  • 4 eggs
  • 1 tablespoon olive oil (or 10g butter)
  • 100g grated mature cheddar (or Monterey Jack)


  1. Preheat oven to 180°C.
  2. Unroll pastry and lay over a 25cm loosed based round flan tin.  Once the flan tin is lined, put back in the fridge while you prepare the filling.
  3. In a sautee pan, heat up olive oil and add minced onions and sautee.  Once onions turn transluscent, add garlic.  Stirfry the garlic and add the bacon. Once bacon is golden brown, add the spinach and cover to wilt the spinach.  This should take about 2 minutes.  Once spinach is wilted, give the mixture a gentle stir.  Put the lid back, take of the hob and set aside.
  4. In a mixing bowl beat eggs well and add single cream. Spoon 1/3 of the spinach and bacon mixture into the cream and egg mixture to temper the eggs.  Mix well and then add the rest of the spinach mixture.
  5. Bring out the pastry-lined flan tin and fill the pastry with the spinach-milk and egg mixture.  Top with the grated cheese.
  6. Bake in the oven for 35-40 minutes or until the cheese is golden brown.
  7. TIP:  To avoid the now infamous “soggy bottom” and because you are putting in quite a liquid mixture and a soggy bottom is almost inevitable, I find that putting in a baking sheet in the oven while it’s preheating will help the soggy bottom from not being too soggy.  Once you’re ready to bake the quiche, just slight the flan tin onto the baking sheet.
Yelly Eats
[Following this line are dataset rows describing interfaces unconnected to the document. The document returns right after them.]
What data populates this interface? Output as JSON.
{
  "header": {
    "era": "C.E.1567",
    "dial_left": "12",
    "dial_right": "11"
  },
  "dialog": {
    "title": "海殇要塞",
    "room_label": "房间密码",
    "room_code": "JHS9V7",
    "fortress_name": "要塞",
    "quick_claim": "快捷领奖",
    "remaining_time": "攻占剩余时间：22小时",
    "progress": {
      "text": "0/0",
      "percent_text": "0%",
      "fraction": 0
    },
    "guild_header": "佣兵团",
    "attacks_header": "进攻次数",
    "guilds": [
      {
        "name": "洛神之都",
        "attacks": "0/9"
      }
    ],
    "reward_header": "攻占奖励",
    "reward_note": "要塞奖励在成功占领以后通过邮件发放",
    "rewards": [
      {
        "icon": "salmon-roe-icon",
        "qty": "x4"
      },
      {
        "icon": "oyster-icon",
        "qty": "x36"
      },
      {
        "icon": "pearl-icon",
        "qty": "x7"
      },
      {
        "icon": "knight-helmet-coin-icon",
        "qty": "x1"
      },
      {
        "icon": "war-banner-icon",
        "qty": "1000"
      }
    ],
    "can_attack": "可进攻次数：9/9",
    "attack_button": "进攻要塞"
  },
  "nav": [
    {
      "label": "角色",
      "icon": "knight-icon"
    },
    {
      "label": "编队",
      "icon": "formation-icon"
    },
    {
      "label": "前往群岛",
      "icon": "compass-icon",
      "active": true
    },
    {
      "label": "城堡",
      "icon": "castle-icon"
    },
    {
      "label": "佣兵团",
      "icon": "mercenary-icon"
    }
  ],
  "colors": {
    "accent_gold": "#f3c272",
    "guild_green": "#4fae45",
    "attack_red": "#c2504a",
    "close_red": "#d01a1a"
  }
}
Cheese and bacon twisties

I’m being very lazy and am simply posting food pictures.  I think this might be a theme for the next few days!

This was my take on Lorraine Pascale’s recipe for the twisties.  I love her shows and her books!  I love how to recipes are simple, quick to make and they turn out well.  The recipes are very easy to follow.

Now these twisties were very easy to make and were very easy to eat!

Cheese and Bacon Twisties

Yelly Eats

Fast food: Tomato and Mozzarella Tart

All throughout the day I was dreading going home and making supper.  I wasn’t really in the mindset to make anything.  But I was encouraged (quite gently but very effectively) to make something out of the puff pastry that was languishing in the fridge.  And so, the tomato and mozzarella tart was born.

I will be the first to admit that even though cheese isn’t my best friend, I would very gladly devour mozzarella di bufala and suffer the consequences later and I LOVE TOMATOES.  So a caprese salad would be my best friend.  But since I did have puff pastry (and inspired by the continuous sightings of the Jus-Rol Janet advert on telly), I thought a caprese salad in a tart would be a good thing!

It was quick, easy, and relatively painless!

250g puff pastry (the best you can buy)
2 medium salad onions cut into half moons
150g fresh mozzarella, cut into half moons
2 tablespoons tomato paste
1 teaspoon pesto
1/2 teaspoon salt
1/2 teaspoon garlic granules
1/2 teaspoon pepper
1/2 teaspoon sugar
1/2 teaspoon dried oregano


  1. Preheat the oven to 200C
  2. Unwrap the pastry and roll it out.  You need only 250 grams of it, so you’ll have to cut out, roughly a 10″x10″ square.  On the pastry sheet, trace a 9″x9″ frame in it  with a knife or a spatula so that there is a border (for lack of a better way to describe it!)and in pierce the pastry with a fork.
  3. In a small bowl, mix the tomato paste, pest, salt, sugar, garlic, and pepper until well-combined.
  4. Spread the tomato mixture inside the 9″x9″ frame you traced as evenly as possible.  Then arrange the mozzarella and tomato slices as desired within the frame.  Sprinkle the dried oregano on the tomato and mozzarella slices.
  5. Bake in the oven for 20-25 minutes until the pastry has risen and is golden brown.
  6. This will serve 4 or a greedy 2.